209th Annual Meeting of the Proprietors of the Salem Athenaeum and election of officers and new trustees. All members in good standing are welcome to attend.
Susanna Ogata, Guy Fishman, and Ian Watson return to Salem to present a program of German and Italian 17th-century baroque music on period instruments.
Works by German composers Buxtehude, Biber, and Schmelzer evince the allegorical and philosophical nature of virtuosity. This is juxtaposed with the fantasy and abandon of Italian works by Castello, Marini, and Corelli, as well as the very first works for cello solo by Gabrielli and Jacchini.
When Emily Dickinson died in 1886, she was unknown outside the small circle of her family and friends. Her sister, Lavinia, promised she would burn all of Emily’s papers once she was gone. But Lavinia could not bring herself to destroy the remarkable cache of nearly 1,800 poems she discovered after Emily’s death. Instead she sought an editor, a person who knew and loved Emily, who could decipher the confusing manuscripts and put them into publishable form. Mabel Loomis Todd was that person. Though Emily and Mabel never met face-to-face, the friendship they had built through correspondence afforded Mabel the insight she would need as she and her daughter Millicent Todd Bingham built Emily’s literary legacy.
Julie Dobrow, a journalist and a professor at Tufts University and author of AFTER EMILY, a new biography that weaves together the stories of Emily, Mabel, and Millicent using hundreds of primary source materials, many of which have never before been quoted in published works. Dobrow pored over hidden diaries, long-lost letters, and rarely seen documents. Her work allows readers to hear the thoughts, hopes, and sorrows of these women in their own words—from the unforgettable feuds between Mabel and members of the Dickinson family, to Millicent’s struggles growing up steeped in her mother’s obsession with editing Dickinson’s works, to their own close but complicated connection.
Please join us for an orientation and behind-the-scenes tour of the Salem Athenaeum. If you are a new, long-time, or prospective member, this tour will orient you to the Athenaeum building, include an overview of our history, mission, and outline current services and membership benefits.
The Summer Salon series kicks off this evening!
Join several storytellers who share true stories from their lives, told live without notes. The evening’s theme is “heat.” Among the storytellers will be Judy Bedell, Peter Eschauzier, Colleen Michaels, and Bill Scannell. J.D. Scrimgeour hosts.
Judy Wang Bedell came to the U.S. from Beijing, China for graduate school and then stayed in the US to live and work. She is a Salem resident and has lived in the city for 24 years.
Peter Eschauzier was born in 1940 in Modjokerto, Java, Indonesia. He grew up in the Netherlands, West Newton, MA, Roslyn, New York, and Switzerland. He served in the US Navy from 1963-68, and then worked as a pilot for many years. He served on the Board of Directors of Historic Salem and was the President of the Grey Eagles, representing the retired pilots of American Airlines.

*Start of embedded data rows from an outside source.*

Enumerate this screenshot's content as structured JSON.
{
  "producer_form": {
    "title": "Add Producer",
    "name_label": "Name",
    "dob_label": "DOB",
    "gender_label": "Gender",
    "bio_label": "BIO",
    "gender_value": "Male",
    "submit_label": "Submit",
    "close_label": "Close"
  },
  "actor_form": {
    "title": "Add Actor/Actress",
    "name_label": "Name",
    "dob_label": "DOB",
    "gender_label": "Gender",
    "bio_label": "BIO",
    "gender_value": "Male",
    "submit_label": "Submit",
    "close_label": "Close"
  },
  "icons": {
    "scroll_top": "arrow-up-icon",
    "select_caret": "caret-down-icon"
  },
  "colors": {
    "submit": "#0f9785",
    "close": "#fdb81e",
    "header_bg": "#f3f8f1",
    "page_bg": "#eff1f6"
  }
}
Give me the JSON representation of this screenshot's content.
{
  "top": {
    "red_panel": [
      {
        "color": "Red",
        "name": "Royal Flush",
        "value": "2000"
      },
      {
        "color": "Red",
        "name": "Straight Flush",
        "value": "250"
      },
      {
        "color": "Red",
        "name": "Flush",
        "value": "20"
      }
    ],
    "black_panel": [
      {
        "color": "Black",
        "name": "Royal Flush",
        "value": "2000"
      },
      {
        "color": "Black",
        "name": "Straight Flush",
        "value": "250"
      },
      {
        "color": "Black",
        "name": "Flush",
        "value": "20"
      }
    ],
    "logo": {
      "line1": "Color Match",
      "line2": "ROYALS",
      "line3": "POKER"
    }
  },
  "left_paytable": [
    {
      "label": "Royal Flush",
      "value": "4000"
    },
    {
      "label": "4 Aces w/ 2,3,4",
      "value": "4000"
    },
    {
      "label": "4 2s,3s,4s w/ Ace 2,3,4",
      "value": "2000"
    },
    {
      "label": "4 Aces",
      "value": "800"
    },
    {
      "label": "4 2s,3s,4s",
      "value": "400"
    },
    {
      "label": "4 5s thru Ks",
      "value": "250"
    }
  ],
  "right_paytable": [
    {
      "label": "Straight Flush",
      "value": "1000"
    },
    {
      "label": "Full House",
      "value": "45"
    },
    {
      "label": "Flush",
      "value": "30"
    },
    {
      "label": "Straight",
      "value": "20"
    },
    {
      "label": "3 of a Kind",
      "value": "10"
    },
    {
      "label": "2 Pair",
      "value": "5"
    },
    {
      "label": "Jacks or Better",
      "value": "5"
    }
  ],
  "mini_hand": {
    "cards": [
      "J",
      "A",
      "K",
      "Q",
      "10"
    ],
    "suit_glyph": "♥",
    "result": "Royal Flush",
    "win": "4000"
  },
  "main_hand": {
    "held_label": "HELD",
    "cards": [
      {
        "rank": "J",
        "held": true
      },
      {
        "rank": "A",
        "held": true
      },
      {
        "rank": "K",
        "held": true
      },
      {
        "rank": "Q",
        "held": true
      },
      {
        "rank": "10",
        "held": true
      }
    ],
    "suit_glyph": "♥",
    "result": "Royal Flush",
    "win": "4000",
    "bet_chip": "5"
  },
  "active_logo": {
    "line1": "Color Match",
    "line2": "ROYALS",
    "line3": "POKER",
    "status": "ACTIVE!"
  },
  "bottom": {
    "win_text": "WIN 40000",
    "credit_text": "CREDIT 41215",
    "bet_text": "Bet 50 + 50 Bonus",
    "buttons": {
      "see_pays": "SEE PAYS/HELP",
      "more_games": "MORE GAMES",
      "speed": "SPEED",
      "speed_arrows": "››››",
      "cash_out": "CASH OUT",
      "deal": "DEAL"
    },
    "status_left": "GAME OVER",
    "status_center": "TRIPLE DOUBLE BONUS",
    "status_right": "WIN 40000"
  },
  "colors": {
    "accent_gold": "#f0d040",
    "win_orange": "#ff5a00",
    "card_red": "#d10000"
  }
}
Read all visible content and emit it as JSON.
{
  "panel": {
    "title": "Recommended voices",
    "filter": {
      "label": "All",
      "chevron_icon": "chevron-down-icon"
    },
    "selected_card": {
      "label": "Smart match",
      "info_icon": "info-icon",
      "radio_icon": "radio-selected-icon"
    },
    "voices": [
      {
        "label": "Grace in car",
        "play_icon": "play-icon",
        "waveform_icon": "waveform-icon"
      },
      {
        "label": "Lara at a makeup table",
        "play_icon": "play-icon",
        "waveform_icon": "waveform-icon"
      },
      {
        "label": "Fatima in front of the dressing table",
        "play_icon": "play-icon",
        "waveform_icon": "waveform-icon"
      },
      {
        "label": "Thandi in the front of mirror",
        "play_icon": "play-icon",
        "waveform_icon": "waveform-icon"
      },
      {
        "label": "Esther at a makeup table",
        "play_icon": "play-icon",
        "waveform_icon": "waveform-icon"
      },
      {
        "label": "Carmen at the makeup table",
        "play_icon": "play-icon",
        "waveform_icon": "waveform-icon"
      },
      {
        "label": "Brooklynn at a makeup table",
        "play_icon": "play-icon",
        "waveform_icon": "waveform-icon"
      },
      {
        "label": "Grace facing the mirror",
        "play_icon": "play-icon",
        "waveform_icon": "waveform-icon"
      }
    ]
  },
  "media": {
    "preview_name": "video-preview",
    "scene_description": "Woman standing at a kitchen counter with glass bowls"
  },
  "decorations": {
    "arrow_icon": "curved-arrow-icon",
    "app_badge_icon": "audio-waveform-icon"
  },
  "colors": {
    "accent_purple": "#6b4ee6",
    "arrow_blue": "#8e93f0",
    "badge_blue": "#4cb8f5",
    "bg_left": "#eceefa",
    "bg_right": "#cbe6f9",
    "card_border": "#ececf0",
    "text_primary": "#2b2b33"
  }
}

Colleen Michaels writes poems and tells stories. She directs the Writing Studio at Montserrat College of Art, where she’s been hosting the Improbable Places Poetry Tour for 10 years. Her poems have appeared in journals and anthologies, on the ceiling of the PEM and the stairs to Crane Beach, and on bar coasters under pints.
Bill Scannell grew up in Worcester, MA and attended school there. He graduated from Skidmore College, and, thereafter, Suffolk University Law School. He is married and the father of three children.
J.D. Scrimgeour is the Chair of the Athenaeum Writing Committee.
Please join us on Fridays in July and August for one or more of these special evenings!
July 12: Storytelling hosted by J.D. Scrimgeour
July 19: Dave Williams — Polling
July 26: Margie Lavender and Dean Lahikainen— Harmony Grove Cemetery
August 9: Boston Saxophone Quartet
August 16: James R. Scrimgeour and Carl Carlsen — Dogtown
August 23: Vicky Sirianni — Palladio